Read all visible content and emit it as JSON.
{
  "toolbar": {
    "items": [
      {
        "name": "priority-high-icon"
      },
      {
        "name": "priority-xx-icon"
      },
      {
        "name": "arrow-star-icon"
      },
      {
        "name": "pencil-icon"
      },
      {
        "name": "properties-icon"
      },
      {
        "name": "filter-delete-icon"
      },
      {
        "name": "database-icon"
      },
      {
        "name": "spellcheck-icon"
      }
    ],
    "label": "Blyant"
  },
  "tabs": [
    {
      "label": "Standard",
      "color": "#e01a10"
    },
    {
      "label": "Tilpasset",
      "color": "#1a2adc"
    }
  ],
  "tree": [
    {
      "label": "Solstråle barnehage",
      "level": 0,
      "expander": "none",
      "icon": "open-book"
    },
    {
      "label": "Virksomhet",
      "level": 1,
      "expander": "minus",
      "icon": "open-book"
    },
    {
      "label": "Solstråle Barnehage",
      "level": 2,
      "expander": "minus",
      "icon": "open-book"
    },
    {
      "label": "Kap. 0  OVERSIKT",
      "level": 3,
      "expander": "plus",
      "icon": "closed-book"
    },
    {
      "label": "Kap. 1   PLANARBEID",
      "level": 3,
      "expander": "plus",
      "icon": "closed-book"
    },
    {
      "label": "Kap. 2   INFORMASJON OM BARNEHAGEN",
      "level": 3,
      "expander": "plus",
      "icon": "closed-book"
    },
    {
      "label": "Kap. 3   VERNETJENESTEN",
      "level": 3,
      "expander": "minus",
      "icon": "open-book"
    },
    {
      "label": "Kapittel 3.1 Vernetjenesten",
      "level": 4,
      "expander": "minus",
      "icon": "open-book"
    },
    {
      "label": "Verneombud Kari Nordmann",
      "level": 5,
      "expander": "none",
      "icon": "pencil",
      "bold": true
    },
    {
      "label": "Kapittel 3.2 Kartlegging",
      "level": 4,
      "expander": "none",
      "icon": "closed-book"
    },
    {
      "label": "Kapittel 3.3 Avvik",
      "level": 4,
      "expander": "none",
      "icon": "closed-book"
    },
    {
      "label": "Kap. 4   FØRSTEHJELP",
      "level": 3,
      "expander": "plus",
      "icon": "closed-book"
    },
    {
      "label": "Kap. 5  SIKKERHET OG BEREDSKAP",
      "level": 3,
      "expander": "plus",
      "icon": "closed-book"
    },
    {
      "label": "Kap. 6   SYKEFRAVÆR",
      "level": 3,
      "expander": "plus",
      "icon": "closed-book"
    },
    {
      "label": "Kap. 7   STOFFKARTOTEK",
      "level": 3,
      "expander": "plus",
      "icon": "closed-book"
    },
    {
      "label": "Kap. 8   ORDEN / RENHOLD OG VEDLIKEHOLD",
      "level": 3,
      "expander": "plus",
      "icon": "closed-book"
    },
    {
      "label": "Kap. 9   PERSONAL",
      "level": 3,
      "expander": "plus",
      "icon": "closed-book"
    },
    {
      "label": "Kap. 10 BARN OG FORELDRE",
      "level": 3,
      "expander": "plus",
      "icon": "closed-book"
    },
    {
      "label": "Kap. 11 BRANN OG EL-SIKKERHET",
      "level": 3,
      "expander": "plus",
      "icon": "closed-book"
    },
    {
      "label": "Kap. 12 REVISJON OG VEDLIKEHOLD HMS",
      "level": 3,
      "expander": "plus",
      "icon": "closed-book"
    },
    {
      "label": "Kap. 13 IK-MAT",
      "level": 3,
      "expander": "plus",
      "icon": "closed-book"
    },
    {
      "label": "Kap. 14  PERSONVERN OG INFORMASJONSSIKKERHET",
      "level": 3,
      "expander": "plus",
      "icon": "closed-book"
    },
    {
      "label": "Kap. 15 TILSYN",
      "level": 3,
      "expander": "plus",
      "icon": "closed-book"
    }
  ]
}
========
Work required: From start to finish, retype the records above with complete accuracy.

Solution for this task:
Read all visible content and emit it as JSON.
{
  "toolbar": {
    "items": [
      {
        "name": "priority-high-icon"
      },
      {
        "name": "priority-xx-icon"
      },
      {
        "name": "arrow-star-icon"
      },
      {
        "name": "pencil-icon"
      },
      {
        "name": "properties-icon"
      },
      {
        "name": "filter-delete-icon"
      },
      {
        "name": "database-icon"
      },
      {
        "name": "spellcheck-icon"
      }
    ],
    "label": "Blyant"
  },
  "tabs": [
    {
      "label": "Standard",
      "color": "#e01a10"
    },
    {
      "label": "Tilpasset",
      "color": "#1a2adc"
    }
  ],
  "tree": [
    {
      "label": "Solstråle barnehage",
      "level": 0,
      "expander": "none",
      "icon": "open-book"
    },
    {
      "label": "Virksomhet",
      "level": 1,
      "expander": "minus",
      "icon": "open-book"
    },
    {
      "label": "Solstråle Barnehage",
      "level": 2,
      "expander": "minus",
      "icon": "open-book"
    },
    {
      "label": "Kap. 0  OVERSIKT",
      "level": 3,
      "expander": "plus",
      "icon": "closed-book"
    },
    {
      "label": "Kap. 1   PLANARBEID",
      "level": 3,
      "expander": "plus",
      "icon": "closed-book"
    },
    {
      "label": "Kap. 2   INFORMASJON OM BARNEHAGEN",
      "level": 3,
      "expander": "plus",
      "icon": "closed-book"
    },
    {
      "label": "Kap. 3   VERNETJENESTEN",
      "level": 3,
      "expander": "minus",
      "icon": "open-book"
    },
    {
      "label": "Kapittel 3.1 Vernetjenesten",
      "level": 4,
      "expander": "minus",
      "icon": "open-book"
    },
    {
      "label": "Verneombud Kari Nordmann",
      "level": 5,
      "expander": "none",
      "icon": "pencil",
      "bold": true
    },
    {
      "label": "Kapittel 3.2 Kartlegging",
      "level": 4,
      "expander": "none",
      "icon": "closed-book"
    },
    {
      "label": "Kapittel 3.3 Avvik",
      "level": 4,
      "expander": "none",
      "icon": "closed-book"
    },
    {
      "label": "Kap. 4   FØRSTEHJELP",
      "level": 3,
      "expander": "plus",
      "icon": "closed-book"
    },
    {
      "label": "Kap. 5  SIKKERHET OG BEREDSKAP",
      "level": 3,
      "expander": "plus",
      "icon": "closed-book"
    },
    {
      "label": "Kap. 6   SYKEFRAVÆR",
      "level": 3,
      "expander": "plus",
      "icon": "closed-book"
    },
    {
      "label": "Kap. 7   STOFFKARTOTEK",
      "level": 3,
      "expander": "plus",
      "icon": "closed-book"
    },
    {
      "label": "Kap. 8   ORDEN / RENHOLD OG VEDLIKEHOLD",
      "level": 3,
      "expander": "plus",
      "icon": "closed-book"
    },
    {
      "label": "Kap. 9   PERSONAL",
      "level": 3,
      "expander": "plus",
      "icon": "closed-book"
    },
    {
      "label": "Kap. 10 BARN OG FORELDRE",
      "level": 3,
      "expander": "plus",
      "icon": "closed-book"
    },
    {
      "label": "Kap. 11 BRANN OG EL-SIKKERHET",
      "level": 3,
      "expander": "plus",
      "icon": "closed-book"
    },
    {
      "label": "Kap. 12 REVISJON OG VEDLIKEHOLD HMS",
      "level": 3,
      "expander": "plus",
      "icon": "closed-book"
    },
    {
      "label": "Kap. 13 IK-MAT",
      "level": 3,
      "expander": "plus",
      "icon": "closed-book"
    },
    {
      "label": "Kap. 14  PERSONVERN OG INFORMASJONSSIKKERHET",
      "level": 3,
      "expander": "plus",
      "icon": "closed-book"
    },
    {
      "label": "Kap. 15 TILSYN",
      "level": 3,
      "expander": "plus",
      "icon": "closed-book"
    }
  ]
}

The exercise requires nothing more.